(Page and application data records)
--

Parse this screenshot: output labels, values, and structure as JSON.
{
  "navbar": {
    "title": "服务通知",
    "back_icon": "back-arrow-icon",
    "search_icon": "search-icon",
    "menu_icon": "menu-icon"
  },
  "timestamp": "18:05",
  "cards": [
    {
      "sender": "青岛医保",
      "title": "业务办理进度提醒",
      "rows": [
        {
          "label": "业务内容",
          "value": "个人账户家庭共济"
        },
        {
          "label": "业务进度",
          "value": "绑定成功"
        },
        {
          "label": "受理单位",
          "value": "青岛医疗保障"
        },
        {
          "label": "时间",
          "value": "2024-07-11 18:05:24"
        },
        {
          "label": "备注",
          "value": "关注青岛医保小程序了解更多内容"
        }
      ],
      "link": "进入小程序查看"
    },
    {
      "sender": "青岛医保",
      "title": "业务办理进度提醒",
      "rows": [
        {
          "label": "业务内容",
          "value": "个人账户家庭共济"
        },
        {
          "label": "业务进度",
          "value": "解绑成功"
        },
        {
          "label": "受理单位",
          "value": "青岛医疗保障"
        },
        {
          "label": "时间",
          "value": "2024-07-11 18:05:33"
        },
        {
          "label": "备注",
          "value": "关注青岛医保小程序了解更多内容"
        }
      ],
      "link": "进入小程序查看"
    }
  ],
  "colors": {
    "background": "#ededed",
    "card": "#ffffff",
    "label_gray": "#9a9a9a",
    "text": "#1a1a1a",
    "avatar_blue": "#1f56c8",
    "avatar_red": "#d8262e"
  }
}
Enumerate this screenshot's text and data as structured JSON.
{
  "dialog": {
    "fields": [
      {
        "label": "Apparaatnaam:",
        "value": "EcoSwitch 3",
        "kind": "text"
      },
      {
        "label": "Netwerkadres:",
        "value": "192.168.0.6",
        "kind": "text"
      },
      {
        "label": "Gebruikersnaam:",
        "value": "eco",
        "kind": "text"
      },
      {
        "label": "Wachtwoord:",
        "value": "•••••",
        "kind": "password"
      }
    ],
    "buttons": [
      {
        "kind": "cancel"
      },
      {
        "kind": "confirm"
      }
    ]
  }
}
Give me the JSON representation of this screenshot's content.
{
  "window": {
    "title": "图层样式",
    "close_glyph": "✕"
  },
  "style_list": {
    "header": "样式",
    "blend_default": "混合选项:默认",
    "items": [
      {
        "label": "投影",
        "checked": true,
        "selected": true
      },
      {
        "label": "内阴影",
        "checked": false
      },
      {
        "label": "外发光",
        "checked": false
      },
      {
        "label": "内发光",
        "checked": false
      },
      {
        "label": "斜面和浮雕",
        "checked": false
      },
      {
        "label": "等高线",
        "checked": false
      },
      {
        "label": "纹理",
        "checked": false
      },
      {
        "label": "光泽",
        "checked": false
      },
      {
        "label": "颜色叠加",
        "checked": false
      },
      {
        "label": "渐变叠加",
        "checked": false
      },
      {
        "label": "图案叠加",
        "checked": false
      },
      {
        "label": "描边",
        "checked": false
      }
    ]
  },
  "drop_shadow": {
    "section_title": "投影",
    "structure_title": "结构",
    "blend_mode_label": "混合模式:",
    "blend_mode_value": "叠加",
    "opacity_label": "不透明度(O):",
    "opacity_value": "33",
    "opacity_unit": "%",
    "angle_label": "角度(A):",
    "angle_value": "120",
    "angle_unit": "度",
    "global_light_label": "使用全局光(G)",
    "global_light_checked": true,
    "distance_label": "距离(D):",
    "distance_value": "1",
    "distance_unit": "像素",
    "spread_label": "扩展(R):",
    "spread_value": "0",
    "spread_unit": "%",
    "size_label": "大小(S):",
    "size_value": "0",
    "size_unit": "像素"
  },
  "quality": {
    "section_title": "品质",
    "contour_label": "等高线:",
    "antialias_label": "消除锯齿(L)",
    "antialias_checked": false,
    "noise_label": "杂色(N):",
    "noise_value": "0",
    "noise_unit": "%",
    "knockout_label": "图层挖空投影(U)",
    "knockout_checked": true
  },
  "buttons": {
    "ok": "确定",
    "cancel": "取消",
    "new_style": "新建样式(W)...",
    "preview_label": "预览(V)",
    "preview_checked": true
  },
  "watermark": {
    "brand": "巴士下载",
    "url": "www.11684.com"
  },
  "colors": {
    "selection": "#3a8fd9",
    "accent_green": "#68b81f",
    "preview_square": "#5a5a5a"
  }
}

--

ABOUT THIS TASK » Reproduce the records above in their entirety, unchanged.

THE COMPLETED TASK »
Parse this screenshot: output labels, values, and structure as JSON.
{
  "navbar": {
    "title": "服务通知",
    "back_icon": "back-arrow-icon",
    "search_icon": "search-icon",
    "menu_icon": "menu-icon"
  },
  "timestamp": "18:05",
  "cards": [
    {
      "sender": "青岛医保",
      "title": "业务办理进度提醒",
      "rows": [
        {
          "label": "业务内容",
          "value": "个人账户家庭共济"
        },
        {
          "label": "业务进度",
          "value": "绑定成功"
        },
        {
          "label": "受理单位",
          "value": "青岛医疗保障"
        },
        {
          "label": "时间",
          "value": "2024-07-11 18:05:24"
        },
        {
          "label": "备注",
          "value": "关注青岛医保小程序了解更多内容"
        }
      ],
      "link": "进入小程序查看"
    },
    {
      "sender": "青岛医保",
      "title": "业务办理进度提醒",
      "rows": [
        {
          "label": "业务内容",
          "value": "个人账户家庭共济"
        },
        {
          "label": "业务进度",
          "value": "解绑成功"
        },
        {
          "label": "受理单位",
          "value": "青岛医疗保障"
        },
        {
          "label": "时间",
          "value": "2024-07-11 18:05:33"
        },
        {
          "label": "备注",
          "value": "关注青岛医保小程序了解更多内容"
        }
      ],
      "link": "进入小程序查看"
    }
  ],
  "colors": {
    "background": "#ededed",
    "card": "#ffffff",
    "label_gray": "#9a9a9a",
    "text": "#1a1a1a",
    "avatar_blue": "#1f56c8",
    "avatar_red": "#d8262e"
  }
}
Enumerate this screenshot's text and data as structured JSON.
{
  "dialog": {
    "fields": [
      {
        "label": "Apparaatnaam:",
        "value": "EcoSwitch 3",
        "kind": "text"
      },
      {
        "label": "Netwerkadres:",
        "value": "192.168.0.6",
        "kind": "text"
      },
      {
        "label": "Gebruikersnaam:",
        "value": "eco",
        "kind": "text"
      },
      {
        "label": "Wachtwoord:",
        "value": "•••••",
        "kind": "password"
      }
    ],
    "buttons": [
      {
        "kind": "cancel"
      },
      {
        "kind": "confirm"
      }
    ]
  }
}
Give me the JSON representation of this screenshot's content.
{
  "window": {
    "title": "图层样式",
    "close_glyph": "✕"
  },
  "style_list": {
    "header": "样式",
    "blend_default": "混合选项:默认",
    "items": [
      {
        "label": "投影",
        "checked": true,
        "selected": true
      },
      {
        "label": "内阴影",
        "checked": false
      },
      {
        "label": "外发光",
        "checked": false
      },
      {
        "label": "内发光",
        "checked": false
      },
      {
        "label": "斜面和浮雕",
        "checked": false
      },
      {
        "label": "等高线",
        "checked": false
      },
      {
        "label": "纹理",
        "checked": false
      },
      {
        "label": "光泽",
        "checked": false
      },
      {
        "label": "颜色叠加",
        "checked": false
      },
      {
        "label": "渐变叠加",
        "checked": false
      },
      {
        "label": "图案叠加",
        "checked": false
      },
      {
        "label": "描边",
        "checked": false
      }
    ]
  },
  "drop_shadow": {
    "section_title": "投影",
    "structure_title": "结构",
    "blend_mode_label": "混合模式:",
    "blend_mode_value": "叠加",
    "opacity_label": "不透明度(O):",
    "opacity_value": "33",
    "opacity_unit": "%",
    "angle_label": "角度(A):",
    "angle_value": "120",
    "angle_unit": "度",
    "global_light_label": "使用全局光(G)",
    "global_light_checked": true,
    "distance_label": "距离(D):",
    "distance_value": "1",
    "distance_unit": "像素",
    "spread_label": "扩展(R):",
    "spread_value": "0",
    "spread_unit": "%",
    "size_label": "大小(S):",
    "size_value": "0",
    "size_unit": "像素"
  },
  "quality": {
    "section_title": "品质",
    "contour_label": "等高线:",
    "antialias_label": "消除锯齿(L)",
    "antialias_checked": false,
    "noise_label": "杂色(N):",
    "noise_value": "0",
    "noise_unit": "%",
    "knockout_label": "图层挖空投影(U)",
    "knockout_checked": true
  },
  "buttons": {
    "ok": "确定",
    "cancel": "取消",
    "new_style": "新建样式(W)...",
    "preview_label": "预览(V)",
    "preview_checked": true
  },
  "watermark": {
    "brand": "巴士下载",
    "url": "www.11684.com"
  },
  "colors": {
    "selection": "#3a8fd9",
    "accent_green": "#68b81f",
    "preview_square": "#5a5a5a"
  }
}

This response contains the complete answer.